Together are they, all their tears gone. No trouble getting good society for them. All there, are kings, queens, princes, and princesses.

The Epitaph
By James Smith, 1859

I have often derived benefit from wandering in a graveyard; therefore, I never see a church, if the gate is unlocked and I have time—but I take a turn round the graveyard. Many a one has seen me thus rambling in a country graveyard, reading the inscriptions on the headstones, and then musing on them. Only now and then do we meet with a good epitaph. But I have lately met with one, a part of which I transcribe,
"Oh, that this moldering stone, may remind a sinner, of the mercy that may be found in a Savior."

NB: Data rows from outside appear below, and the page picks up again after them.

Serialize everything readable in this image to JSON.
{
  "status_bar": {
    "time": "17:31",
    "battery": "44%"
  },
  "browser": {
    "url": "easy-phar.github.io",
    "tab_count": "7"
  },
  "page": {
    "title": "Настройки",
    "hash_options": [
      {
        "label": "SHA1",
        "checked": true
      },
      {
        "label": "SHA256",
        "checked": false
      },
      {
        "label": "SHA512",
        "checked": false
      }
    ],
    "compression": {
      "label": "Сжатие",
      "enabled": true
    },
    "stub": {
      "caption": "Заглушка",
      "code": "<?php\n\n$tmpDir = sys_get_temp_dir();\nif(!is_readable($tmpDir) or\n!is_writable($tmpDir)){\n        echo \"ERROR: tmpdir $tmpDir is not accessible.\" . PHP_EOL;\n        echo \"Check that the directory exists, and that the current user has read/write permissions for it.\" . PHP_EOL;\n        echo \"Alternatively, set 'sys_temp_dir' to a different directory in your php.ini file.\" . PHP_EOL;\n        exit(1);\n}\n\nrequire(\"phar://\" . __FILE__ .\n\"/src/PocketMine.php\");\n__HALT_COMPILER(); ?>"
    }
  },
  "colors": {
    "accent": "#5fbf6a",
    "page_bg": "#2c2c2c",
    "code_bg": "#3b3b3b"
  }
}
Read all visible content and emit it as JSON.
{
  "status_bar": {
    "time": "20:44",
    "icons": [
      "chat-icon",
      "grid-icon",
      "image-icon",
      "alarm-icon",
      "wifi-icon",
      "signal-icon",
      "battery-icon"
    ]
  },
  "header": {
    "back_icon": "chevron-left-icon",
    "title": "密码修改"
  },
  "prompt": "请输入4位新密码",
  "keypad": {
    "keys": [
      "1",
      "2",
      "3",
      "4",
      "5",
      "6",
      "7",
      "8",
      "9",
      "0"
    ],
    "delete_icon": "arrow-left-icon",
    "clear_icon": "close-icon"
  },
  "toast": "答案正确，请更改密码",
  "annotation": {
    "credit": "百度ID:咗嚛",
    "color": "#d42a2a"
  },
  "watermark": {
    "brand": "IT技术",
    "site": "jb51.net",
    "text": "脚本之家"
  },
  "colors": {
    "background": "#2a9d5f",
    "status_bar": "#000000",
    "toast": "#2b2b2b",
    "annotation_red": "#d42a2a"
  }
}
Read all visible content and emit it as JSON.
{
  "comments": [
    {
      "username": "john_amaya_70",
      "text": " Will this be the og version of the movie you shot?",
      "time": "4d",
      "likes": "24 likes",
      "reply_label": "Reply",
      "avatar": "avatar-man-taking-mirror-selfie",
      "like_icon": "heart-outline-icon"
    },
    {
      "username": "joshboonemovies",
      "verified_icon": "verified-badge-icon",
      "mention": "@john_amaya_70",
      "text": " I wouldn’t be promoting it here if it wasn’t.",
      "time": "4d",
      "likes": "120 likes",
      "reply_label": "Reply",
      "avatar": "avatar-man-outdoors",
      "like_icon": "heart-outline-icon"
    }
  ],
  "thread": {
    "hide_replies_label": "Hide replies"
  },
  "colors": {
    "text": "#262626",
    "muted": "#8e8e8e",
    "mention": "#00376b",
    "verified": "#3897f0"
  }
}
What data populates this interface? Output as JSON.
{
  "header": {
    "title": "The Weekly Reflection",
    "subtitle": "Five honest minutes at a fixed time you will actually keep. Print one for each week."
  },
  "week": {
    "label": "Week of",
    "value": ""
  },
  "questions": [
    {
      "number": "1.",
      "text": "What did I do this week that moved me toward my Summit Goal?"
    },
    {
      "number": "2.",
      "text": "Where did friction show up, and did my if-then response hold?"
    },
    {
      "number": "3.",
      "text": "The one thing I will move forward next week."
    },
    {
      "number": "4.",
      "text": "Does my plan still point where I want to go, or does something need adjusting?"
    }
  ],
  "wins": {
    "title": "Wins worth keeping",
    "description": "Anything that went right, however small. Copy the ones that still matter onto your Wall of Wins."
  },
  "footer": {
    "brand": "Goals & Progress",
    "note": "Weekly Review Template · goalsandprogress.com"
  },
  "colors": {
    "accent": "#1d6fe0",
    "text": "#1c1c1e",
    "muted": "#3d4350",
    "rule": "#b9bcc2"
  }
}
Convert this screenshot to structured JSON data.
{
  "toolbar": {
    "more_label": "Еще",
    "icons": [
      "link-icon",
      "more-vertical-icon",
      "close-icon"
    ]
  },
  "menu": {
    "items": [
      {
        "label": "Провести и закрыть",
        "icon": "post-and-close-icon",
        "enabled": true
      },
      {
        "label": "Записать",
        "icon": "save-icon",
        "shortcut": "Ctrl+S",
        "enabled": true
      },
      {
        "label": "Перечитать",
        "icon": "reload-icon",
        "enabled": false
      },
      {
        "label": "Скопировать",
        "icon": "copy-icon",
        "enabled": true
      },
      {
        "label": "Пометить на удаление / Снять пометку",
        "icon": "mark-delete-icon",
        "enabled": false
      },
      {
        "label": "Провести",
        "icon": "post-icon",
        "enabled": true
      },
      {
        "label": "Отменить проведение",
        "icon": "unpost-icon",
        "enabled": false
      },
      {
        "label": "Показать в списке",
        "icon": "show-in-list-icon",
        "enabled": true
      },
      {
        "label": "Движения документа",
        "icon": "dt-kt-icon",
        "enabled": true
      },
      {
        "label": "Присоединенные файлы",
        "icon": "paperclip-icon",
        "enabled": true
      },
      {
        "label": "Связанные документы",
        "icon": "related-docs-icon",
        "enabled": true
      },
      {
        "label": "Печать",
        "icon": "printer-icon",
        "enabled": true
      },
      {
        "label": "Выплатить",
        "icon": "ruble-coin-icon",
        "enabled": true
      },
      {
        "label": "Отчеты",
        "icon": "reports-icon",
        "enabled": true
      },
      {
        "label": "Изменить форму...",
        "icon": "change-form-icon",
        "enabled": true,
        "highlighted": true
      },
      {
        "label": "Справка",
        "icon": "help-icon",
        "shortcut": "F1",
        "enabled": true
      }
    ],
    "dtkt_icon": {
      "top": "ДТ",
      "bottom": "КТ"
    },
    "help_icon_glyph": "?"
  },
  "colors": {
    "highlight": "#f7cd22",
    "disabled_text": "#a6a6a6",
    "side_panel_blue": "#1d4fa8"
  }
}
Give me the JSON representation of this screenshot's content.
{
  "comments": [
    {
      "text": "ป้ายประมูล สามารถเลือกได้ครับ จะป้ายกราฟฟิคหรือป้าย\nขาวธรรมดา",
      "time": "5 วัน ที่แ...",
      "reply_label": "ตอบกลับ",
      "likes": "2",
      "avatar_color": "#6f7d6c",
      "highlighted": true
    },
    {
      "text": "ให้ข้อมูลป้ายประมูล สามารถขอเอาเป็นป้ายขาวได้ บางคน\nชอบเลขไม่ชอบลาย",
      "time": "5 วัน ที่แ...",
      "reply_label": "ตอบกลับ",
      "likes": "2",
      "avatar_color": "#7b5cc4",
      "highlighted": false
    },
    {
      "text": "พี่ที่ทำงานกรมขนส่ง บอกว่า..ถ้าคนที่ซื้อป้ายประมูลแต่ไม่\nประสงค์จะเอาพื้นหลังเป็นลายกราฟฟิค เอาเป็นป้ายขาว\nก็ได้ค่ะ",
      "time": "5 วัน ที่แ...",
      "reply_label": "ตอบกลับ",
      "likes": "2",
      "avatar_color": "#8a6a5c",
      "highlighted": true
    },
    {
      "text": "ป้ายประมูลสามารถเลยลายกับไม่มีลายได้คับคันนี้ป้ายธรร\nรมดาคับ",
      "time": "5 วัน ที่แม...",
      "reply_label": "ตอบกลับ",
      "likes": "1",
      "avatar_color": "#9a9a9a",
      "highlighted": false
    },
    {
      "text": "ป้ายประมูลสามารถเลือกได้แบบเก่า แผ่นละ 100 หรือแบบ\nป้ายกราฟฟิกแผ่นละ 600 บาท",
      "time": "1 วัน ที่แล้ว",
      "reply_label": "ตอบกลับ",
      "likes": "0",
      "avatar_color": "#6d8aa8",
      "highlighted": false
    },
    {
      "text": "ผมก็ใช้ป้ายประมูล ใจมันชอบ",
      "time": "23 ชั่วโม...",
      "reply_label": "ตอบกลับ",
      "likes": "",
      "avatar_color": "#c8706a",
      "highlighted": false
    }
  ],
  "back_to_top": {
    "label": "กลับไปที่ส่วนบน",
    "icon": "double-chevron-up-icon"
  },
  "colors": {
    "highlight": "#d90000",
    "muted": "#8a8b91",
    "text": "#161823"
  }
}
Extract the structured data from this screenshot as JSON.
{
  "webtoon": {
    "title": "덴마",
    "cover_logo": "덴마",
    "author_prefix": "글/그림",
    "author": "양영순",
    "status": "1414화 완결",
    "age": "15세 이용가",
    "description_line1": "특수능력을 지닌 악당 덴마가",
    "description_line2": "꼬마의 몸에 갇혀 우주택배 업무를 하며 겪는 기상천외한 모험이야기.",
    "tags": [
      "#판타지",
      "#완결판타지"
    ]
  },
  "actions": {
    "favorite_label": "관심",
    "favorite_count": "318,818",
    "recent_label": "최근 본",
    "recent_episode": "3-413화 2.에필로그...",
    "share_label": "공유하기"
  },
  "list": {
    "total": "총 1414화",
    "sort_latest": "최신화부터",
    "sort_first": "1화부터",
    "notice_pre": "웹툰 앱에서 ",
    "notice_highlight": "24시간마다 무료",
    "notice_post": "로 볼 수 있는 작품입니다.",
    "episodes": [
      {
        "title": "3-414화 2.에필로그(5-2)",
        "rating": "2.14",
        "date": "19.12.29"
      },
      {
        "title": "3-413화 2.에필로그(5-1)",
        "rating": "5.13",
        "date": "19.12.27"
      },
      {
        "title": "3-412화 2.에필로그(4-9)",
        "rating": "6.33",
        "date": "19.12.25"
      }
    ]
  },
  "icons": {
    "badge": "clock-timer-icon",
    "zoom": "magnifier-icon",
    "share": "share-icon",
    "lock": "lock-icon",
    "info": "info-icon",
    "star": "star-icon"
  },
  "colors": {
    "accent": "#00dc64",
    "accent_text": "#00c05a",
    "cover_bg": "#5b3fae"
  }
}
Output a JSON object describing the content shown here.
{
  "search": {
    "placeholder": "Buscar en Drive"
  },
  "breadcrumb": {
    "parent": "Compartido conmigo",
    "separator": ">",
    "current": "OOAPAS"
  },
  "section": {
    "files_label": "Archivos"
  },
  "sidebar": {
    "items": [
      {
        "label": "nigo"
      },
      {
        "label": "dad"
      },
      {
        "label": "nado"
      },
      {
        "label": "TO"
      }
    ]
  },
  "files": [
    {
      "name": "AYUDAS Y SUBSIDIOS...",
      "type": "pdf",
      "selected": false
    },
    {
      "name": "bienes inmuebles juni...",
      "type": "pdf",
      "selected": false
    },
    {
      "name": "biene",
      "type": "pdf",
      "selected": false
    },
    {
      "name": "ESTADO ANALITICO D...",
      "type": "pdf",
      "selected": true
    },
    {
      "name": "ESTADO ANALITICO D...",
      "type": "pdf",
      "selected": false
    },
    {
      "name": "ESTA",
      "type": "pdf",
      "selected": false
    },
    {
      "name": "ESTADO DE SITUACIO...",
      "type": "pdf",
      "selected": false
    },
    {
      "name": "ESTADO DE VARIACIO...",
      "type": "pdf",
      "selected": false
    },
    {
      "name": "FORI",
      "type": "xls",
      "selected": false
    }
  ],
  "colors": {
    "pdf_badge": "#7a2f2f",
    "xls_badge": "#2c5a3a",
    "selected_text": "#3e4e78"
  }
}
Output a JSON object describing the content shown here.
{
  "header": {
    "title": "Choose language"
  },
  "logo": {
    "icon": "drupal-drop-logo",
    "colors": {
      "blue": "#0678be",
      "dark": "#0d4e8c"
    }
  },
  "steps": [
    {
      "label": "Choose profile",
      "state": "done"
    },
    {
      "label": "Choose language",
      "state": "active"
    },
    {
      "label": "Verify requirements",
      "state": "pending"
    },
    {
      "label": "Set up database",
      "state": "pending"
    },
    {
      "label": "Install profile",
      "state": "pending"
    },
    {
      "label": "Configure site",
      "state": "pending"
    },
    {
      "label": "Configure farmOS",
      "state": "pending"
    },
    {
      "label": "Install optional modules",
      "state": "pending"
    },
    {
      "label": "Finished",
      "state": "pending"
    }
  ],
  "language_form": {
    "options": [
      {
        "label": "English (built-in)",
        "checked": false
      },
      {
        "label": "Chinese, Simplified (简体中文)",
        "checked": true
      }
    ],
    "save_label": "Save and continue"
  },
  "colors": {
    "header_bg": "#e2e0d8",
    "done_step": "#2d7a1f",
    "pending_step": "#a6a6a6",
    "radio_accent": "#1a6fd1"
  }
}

This shared grave was one in a line for this family.  Again, I felt a pang of sorrow at the loss of these two babies.  But as I read more stones I had a curious sense of peace mingled with that sorrow.

All the stories and sorrows of all these people have been forgotten.  Their trials and troubles in this earth have long since been buried with them.  The sorrow of a husband at the death of his wife or of a mother losing her baby...their sadness is over, they are laid to rest, and all those burdens are gone.  The good or evil people did in their lives is passed away, the hurts they left, or the joys they in a sense it was rather a comfort to think that all the sadness is now gone.

It made me feel more appreciation for my loved ones, less stressed about all the big problems, and more joyful knowing that whatever troubles come, someday they will be tucked away in the earth and me and everyone else.  So fret less, love more, and maybe once in a while read some gravestones.

Genesis 35:20

And Jacob set a pillar upon her grave: that is the pillar of Rachel's grave unto this day.